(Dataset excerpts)
*** Block opens ***

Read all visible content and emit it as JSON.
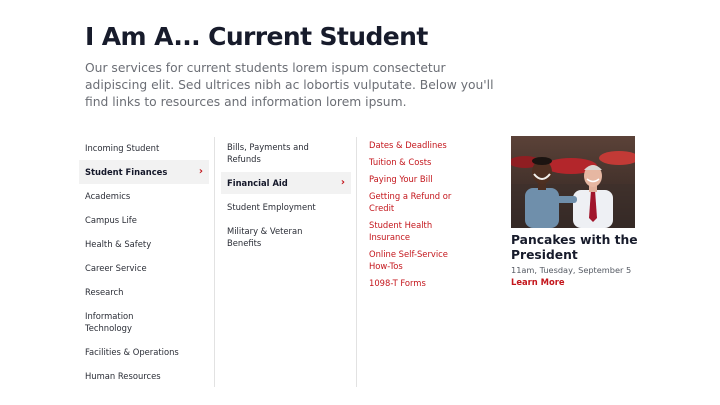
{
  "header": {
    "title": "I Am A... Current Student",
    "intro": "Our services for current students lorem ispum consectetur adipiscing elit. Sed ultrices nibh ac lobortis vulputate. Below you'll find links to resources and information lorem ipsum."
  },
  "audience_menu": {
    "items": [
      {
        "label": "Incoming Student"
      },
      {
        "label": "Student Finances",
        "active": true
      },
      {
        "label": "Academics"
      },
      {
        "label": "Campus Life"
      },
      {
        "label": "Health & Safety"
      },
      {
        "label": "Career Service"
      },
      {
        "label": "Research"
      },
      {
        "label": "Information Technology"
      },
      {
        "label": "Facilities & Operations"
      },
      {
        "label": "Human Resources"
      }
    ]
  },
  "finance_menu": {
    "items": [
      {
        "label": "Bills, Payments and Refunds"
      },
      {
        "label": "Financial Aid",
        "active": true
      },
      {
        "label": "Student Employment"
      },
      {
        "label": "Military & Veteran Benefits"
      }
    ]
  },
  "aid_links": {
    "items": [
      {
        "label": "Dates & Deadlines"
      },
      {
        "label": "Tuition & Costs"
      },
      {
        "label": "Paying Your Bill"
      },
      {
        "label": "Getting a Refund or Credit"
      },
      {
        "label": "Student Health Insurance"
      },
      {
        "label": "Online Self-Service How-Tos"
      },
      {
        "label": "1098-T Forms"
      }
    ]
  },
  "event": {
    "title": "Pancakes with the President",
    "time": "11am, Tuesday, September 5",
    "link_label": "Learn More"
  },
  "colors": {
    "accent": "#c4161c",
    "heading": "#171b2b",
    "active_bg": "#f2f2f2"
  },
  "icons": {
    "active_indicator": "chevron-right-icon"
  }
}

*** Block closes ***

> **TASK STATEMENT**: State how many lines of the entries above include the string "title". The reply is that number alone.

> **ANSWER BOX**: 2